Your assignment: Make an exact copy of every entry, leaving the pictures out.

[Task material — start]

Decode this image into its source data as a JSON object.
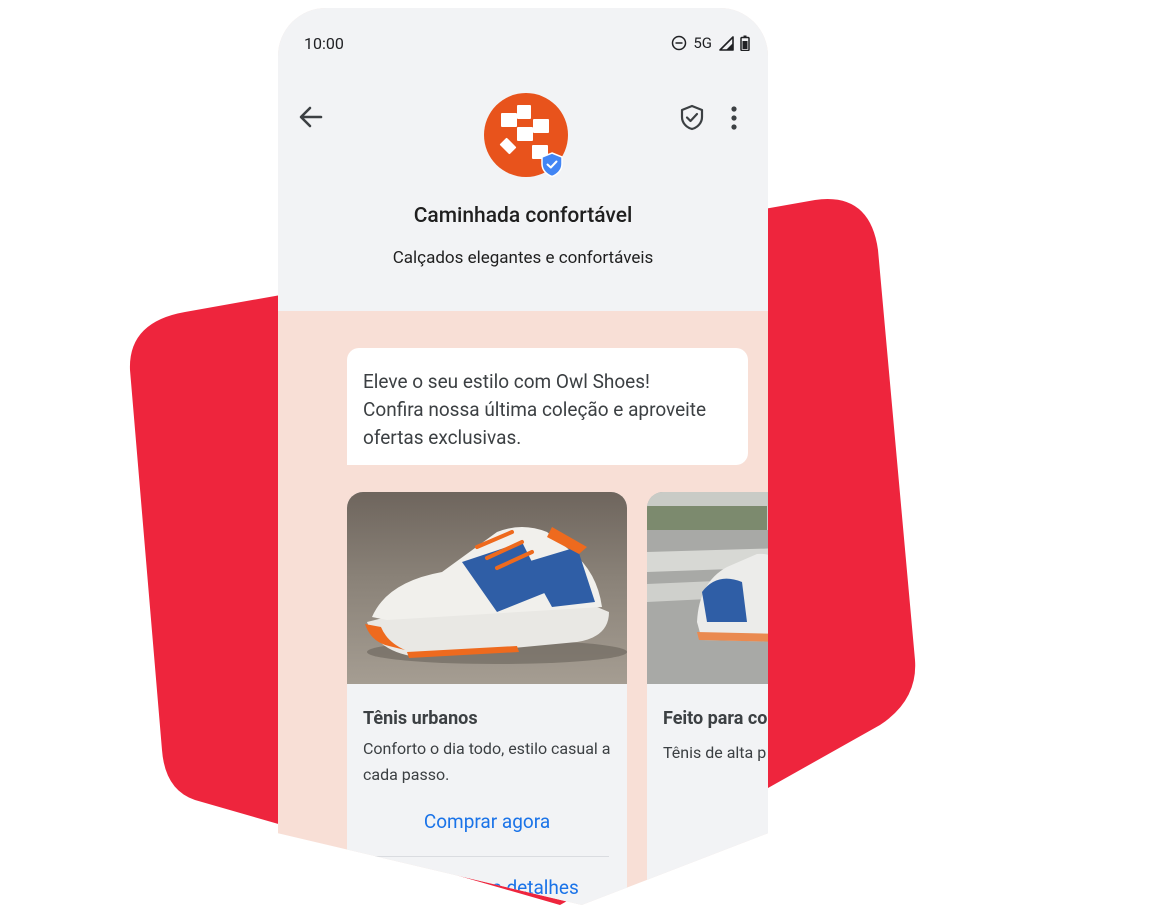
{
  "status_bar": {
    "time": "10:00",
    "network": "5G"
  },
  "header": {
    "brand_name": "Caminhada confortável",
    "brand_description": "Calçados elegantes e confortáveis"
  },
  "message": {
    "lines": [
      "Eleve o seu estilo com Owl Shoes!",
      "Confira nossa última coleção e aproveite",
      "ofertas exclusivas."
    ]
  },
  "cards": [
    {
      "title": "Tênis urbanos",
      "description": "Conforto o dia todo, estilo casual a cada passo.",
      "primary_action": "Comprar agora",
      "secondary_action": "Ver todos os detalhes"
    },
    {
      "title": "Feito para co",
      "description": "Tênis de alta p projetado para ritmo."
    }
  ],
  "colors": {
    "backdrop_red": "#ee253d",
    "brand_orange": "#e8531c",
    "chat_background": "#f8dfd6",
    "header_background": "#f2f3f5",
    "link_blue": "#1a73e8",
    "verified_blue": "#4285f4"
  },
  "icons": [
    "back-arrow-icon",
    "shield-check-icon",
    "more-vert-icon",
    "dnd-icon",
    "signal-icon",
    "battery-icon",
    "verified-badge-icon"
  ]
}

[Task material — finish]

Task answer:
Decode this image into its source data as a JSON object.
{
  "status_bar": {
    "time": "10:00",
    "network": "5G"
  },
  "header": {
    "brand_name": "Caminhada confortável",
    "brand_description": "Calçados elegantes e confortáveis"
  },
  "message": {
    "lines": [
      "Eleve o seu estilo com Owl Shoes!",
      "Confira nossa última coleção e aproveite",
      "ofertas exclusivas."
    ]
  },
  "cards": [
    {
      "title": "Tênis urbanos",
      "description": "Conforto o dia todo, estilo casual a cada passo.",
      "primary_action": "Comprar agora",
      "secondary_action": "Ver todos os detalhes"
    },
    {
      "title": "Feito para co",
      "description": "Tênis de alta p projetado para ritmo."
    }
  ],
  "colors": {
    "backdrop_red": "#ee253d",
    "brand_orange": "#e8531c",
    "chat_background": "#f8dfd6",
    "header_background": "#f2f3f5",
    "link_blue": "#1a73e8",
    "verified_blue": "#4285f4"
  },
  "icons": [
    "back-arrow-icon",
    "shield-check-icon",
    "more-vert-icon",
    "dnd-icon",
    "signal-icon",
    "battery-icon",
    "verified-badge-icon"
  ]
}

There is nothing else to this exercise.